– Automobile Design: The laws of motion are fundamental to designing vehicles with appropriate acceleration, braking, and handling capabilities. Engineers use these laws to optimize safety features like airbags and seat belts.
– Aerospace Engineering: The laws of motion are crucial for designing rockets, spacecraft, and satellites. They help engineers calculate trajectories, velocities, and forces needed for space travel.
– Bridge and Building Design: Architects and engineers apply these laws to ensure structures can withstand forces due to gravity, wind, and other environmental factors.
- Sports and Recreation:
– Sports Equipment: Understanding the laws of motion aids in designing sports equipment such as tennis rackets, golf clubs, and bicycles for optimal performance.
– Athletic Performance: Athletes and coaches use knowledge of motion to enhance performance through techniques like improving running form, maximizing jumping height, and optimizing ball trajectories.

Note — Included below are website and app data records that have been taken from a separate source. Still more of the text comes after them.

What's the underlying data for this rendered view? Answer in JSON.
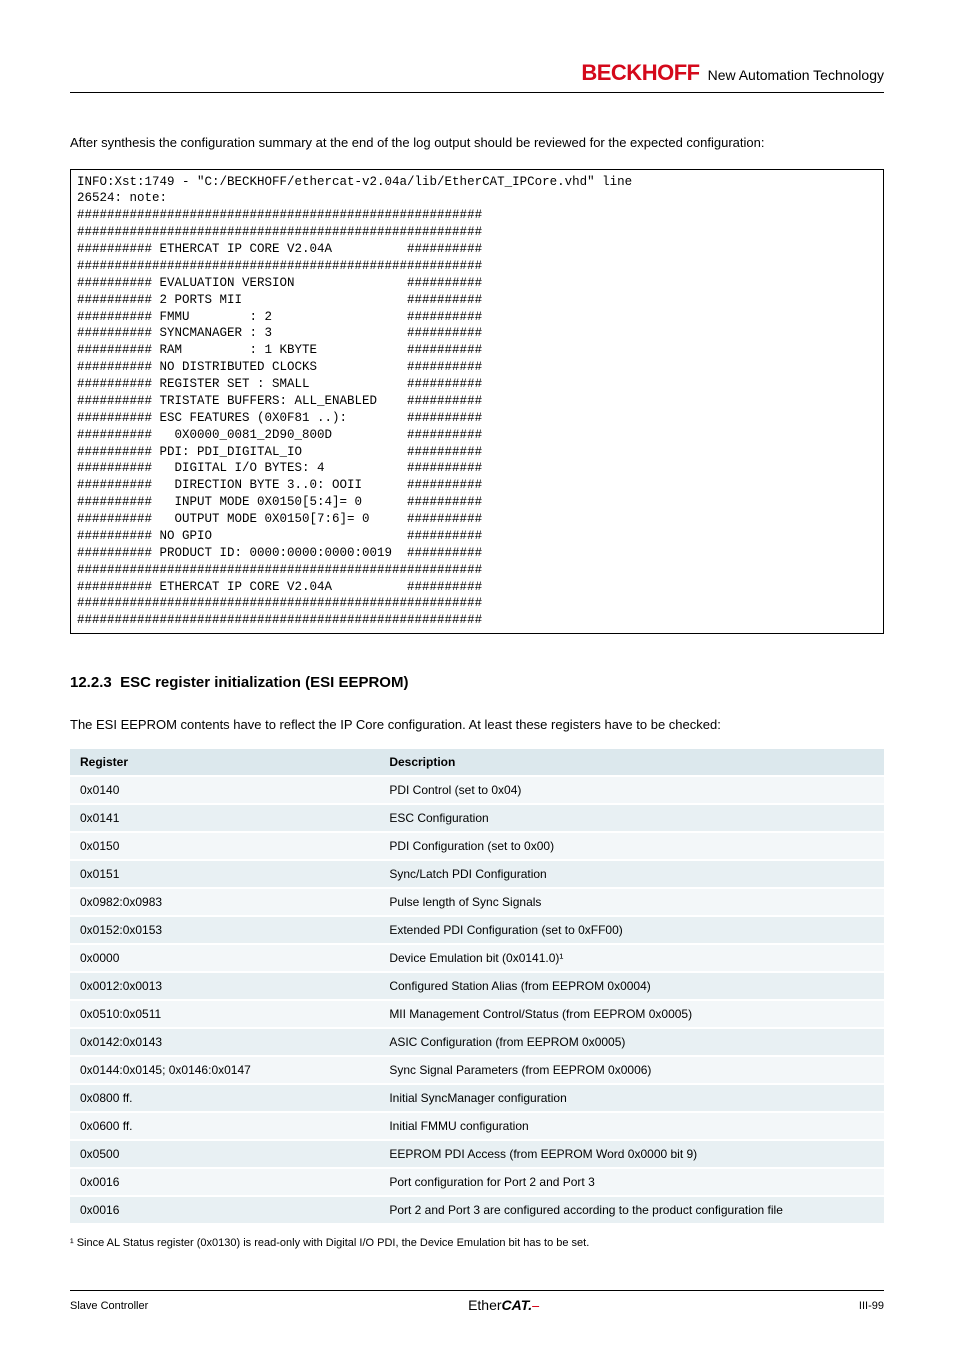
{
  "header": {
    "brand": "BECKHOFF",
    "tagline": "New Automation Technology"
  },
  "intro": "After synthesis the configuration summary at the end of the log output should be reviewed for the expected configuration:",
  "code_lines": [
    "INFO:Xst:1749 - \"C:/BECKHOFF/ethercat-v2.04a/lib/EtherCAT_IPCore.vhd\" line ",
    "26524: note:",
    "######################################################",
    "######################################################",
    "########## ETHERCAT IP CORE V2.04A          ##########",
    "######################################################",
    "########## EVALUATION VERSION               ##########",
    "########## 2 PORTS MII                      ##########",
    "########## FMMU        : 2                  ##########",
    "########## SYNCMANAGER : 3                  ##########",
    "########## RAM         : 1 KBYTE            ##########",
    "########## NO DISTRIBUTED CLOCKS            ##########",
    "########## REGISTER SET : SMALL             ##########",
    "########## TRISTATE BUFFERS: ALL_ENABLED    ##########",
    "########## ESC FEATURES (0X0F81 ..):        ##########",
    "##########   0X0000_0081_2D90_800D          ##########",
    "########## PDI: PDI_DIGITAL_IO              ##########",
    "##########   DIGITAL I/O BYTES: 4           ##########",
    "##########   DIRECTION BYTE 3..0: OOII      ##########",
    "##########   INPUT MODE 0X0150[5:4]= 0      ##########",
    "##########   OUTPUT MODE 0X0150[7:6]= 0     ##########",
    "########## NO GPIO                          ##########",
    "########## PRODUCT ID: 0000:0000:0000:0019  ##########",
    "######################################################",
    "########## ETHERCAT IP CORE V2.04A          ##########",
    "######################################################",
    "######################################################"
  ],
  "section": {
    "number": "12.2.3",
    "title": "ESC register initialization (ESI EEPROM)"
  },
  "section_desc": "The ESI EEPROM contents have to reflect the IP Core configuration. At least these registers have to be checked:",
  "table": {
    "headers": [
      "Register",
      "Description"
    ],
    "rows": [
      [
        "0x0140",
        "PDI Control (set to 0x04)"
      ],
      [
        "0x0141",
        "ESC Configuration"
      ],
      [
        "0x0150",
        "PDI Configuration (set to 0x00)"
      ],
      [
        "0x0151",
        "Sync/Latch PDI Configuration"
      ],
      [
        "0x0982:0x0983",
        "Pulse length of Sync Signals"
      ],
      [
        "0x0152:0x0153",
        "Extended PDI Configuration (set to 0xFF00)"
      ],
      [
        "0x0000",
        "Device Emulation bit (0x0141.0)¹"
      ],
      [
        "0x0012:0x0013",
        "Configured Station Alias (from EEPROM 0x0004)"
      ],
      [
        "0x0510:0x0511",
        "MII Management Control/Status (from EEPROM 0x0005)"
      ],
      [
        "0x0142:0x0143",
        "ASIC Configuration (from EEPROM 0x0005)"
      ],
      [
        "0x0144:0x0145; 0x0146:0x0147",
        "Sync Signal Parameters (from EEPROM 0x0006)"
      ],
      [
        "0x0800 ff.",
        "Initial SyncManager configuration"
      ],
      [
        "0x0600 ff.",
        "Initial FMMU configuration"
      ],
      [
        "0x0500",
        "EEPROM PDI Access (from EEPROM Word 0x0000 bit 9)"
      ],
      [
        "0x0016",
        "Port configuration for Port 2 and Port 3"
      ],
      [
        "0x0016",
        "Port 2 and Port 3 are configured according to the product configuration file"
      ]
    ]
  },
  "footnote": "¹ Since AL Status register (0x0130) is read-only with Digital I/O PDI, the Device Emulation bit has to be set.",
  "footer": {
    "left": "Slave Controller",
    "center_a": "Ether",
    "center_b": "CAT.",
    "right": "III-99"
  }
}
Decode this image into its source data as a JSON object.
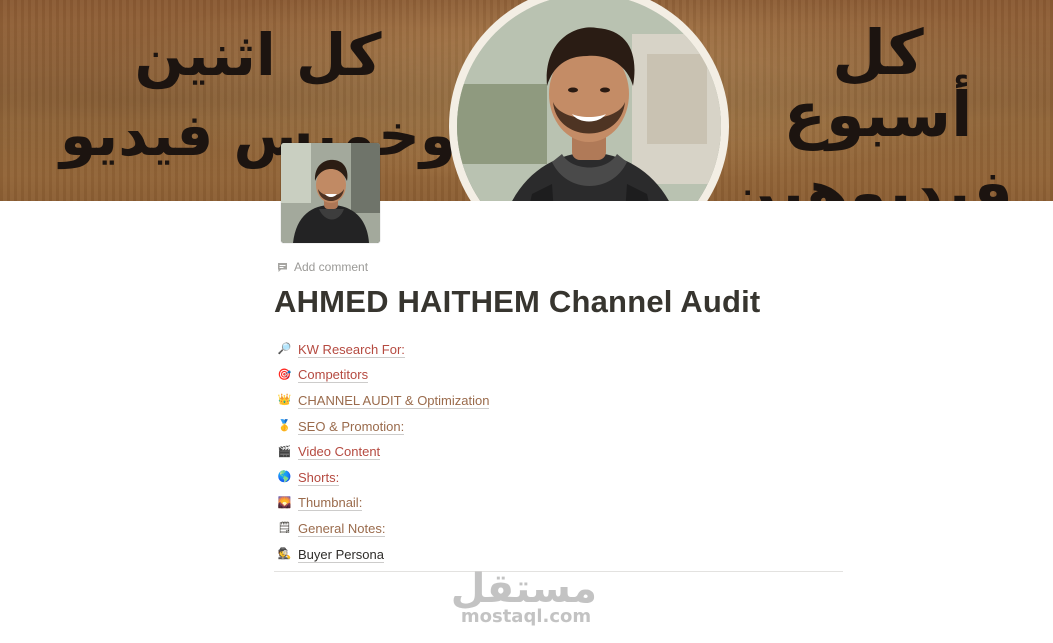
{
  "cover": {
    "left_text": [
      "كل اثنين",
      "وخميس فيديو"
    ],
    "right_text": [
      "كل أسبوع",
      "فيديوهين"
    ]
  },
  "actions": {
    "add_comment": "Add comment"
  },
  "page": {
    "title": "AHMED HAITHEM Channel Audit"
  },
  "links": [
    {
      "icon": "magnifier-icon",
      "emoji": "🔎",
      "label": "KW Research For:",
      "color": "#b54a40"
    },
    {
      "icon": "target-icon",
      "emoji": "🎯",
      "label": "Competitors",
      "color": "#b54a40"
    },
    {
      "icon": "crown-icon",
      "emoji": "👑",
      "label": "CHANNEL AUDIT & Optimization",
      "color": "#9a6b4c"
    },
    {
      "icon": "medal-icon",
      "emoji": "🥇",
      "label": "SEO & Promotion:",
      "color": "#9a6b4c"
    },
    {
      "icon": "clapper-icon",
      "emoji": "🎬",
      "label": "Video Content",
      "color": "#b54a40"
    },
    {
      "icon": "globe-icon",
      "emoji": "🌎",
      "label": "Shorts:",
      "color": "#b54a40"
    },
    {
      "icon": "image-icon",
      "emoji": "🌄",
      "label": "Thumbnail:",
      "color": "#9a6b4c"
    },
    {
      "icon": "notepad-icon",
      "emoji": "🗒",
      "label": "General Notes:",
      "color": "#9a6b4c"
    },
    {
      "icon": "detective-icon",
      "emoji": "🕵",
      "label": "Buyer Persona",
      "color": "#2f2d2a"
    }
  ],
  "watermark": {
    "arabic": "مستقل",
    "latin": "mostaql.com"
  },
  "colors": {
    "link_red": "#b54a40",
    "link_brown": "#9a6b4c",
    "title": "#37352f",
    "muted": "#9b9a97"
  }
}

- Planetary Motion and Astronomy:
– Celestial Mechanics: The laws of motion explain the motion of planets, moons, and other celestial bodies in our solar system. They also form the basis of Kepler’s laws of planetary motion.
- Mechanics and Industry:
– Manufacturing Processes: Engineers use the laws of motion to design efficient manufacturing processes, assembly lines, and robotics for various industries.
– Quality Control: These laws help ensure product quality by predicting how forces will affect materials and components under various conditions.
- Medicine and Biomechanics:
– Biomechanics: Understanding the laws of motion is crucial for studying human movement, gait analysis, and designing prosthetics and orthotics.
– Medical Imaging: Techniques like MRI and CT scans rely on knowledge of motion to generate accurate images of internal body structures.
- Environmental Science:
– Climate Science: Knowledge of motion helps scientists model atmospheric circulation patterns, ocean currents, and other environmental processes.
– Natural Disasters: Understanding forces and motion contributes to predicting and mitigating natural disasters like earthquakes, tsunamis, and landslides.
- Everyday Life:
– Driving and Traffic: Drivers use knowledge of motion to navigate safely, anticipate other vehicles’ movements, and apply brakes effectively.
– Household Objects: The laws of motion influence the design and use of everyday objects like doors, windows, chairs, and appliances.
- Research and Innovation:
– Scientific Research: Researchers employ the laws of motion to study particle physics, quantum mechanics, and other advanced areas of physics.
– Innovation: These laws inspire new technologies, materials, and inventions that shape modern life.
In essence, the laws of motion have universal applicability, influencing virtually every field of science, engineering, and technology. They provide a foundation for understanding the physical world and drive advancements that improve our lives in countless ways.
Force And Laws Of Motion Formula FAQs FAQs
What are Newton's Laws?
Newton's Laws are rules that explain how things move when forces act on them.
Inertia is when stuff wants to keep doing what it's already doing—staying still or moving at a steady speed.
Why Do Things Accelerate?
Things speed up or slow down when forces push or pull on them. Big pushes make big changes, and heavy stuff changes less than light stuff.
How Do Objects Push Back?
When you push something, it pushes you back with the same force, but in the opposite direction. It's like a secret push-pull deal.
Why Do Rockets Go Up?
Rockets go up because they shoot stuff downward really fast. The stuff going down (action) makes the rocket go up (reaction).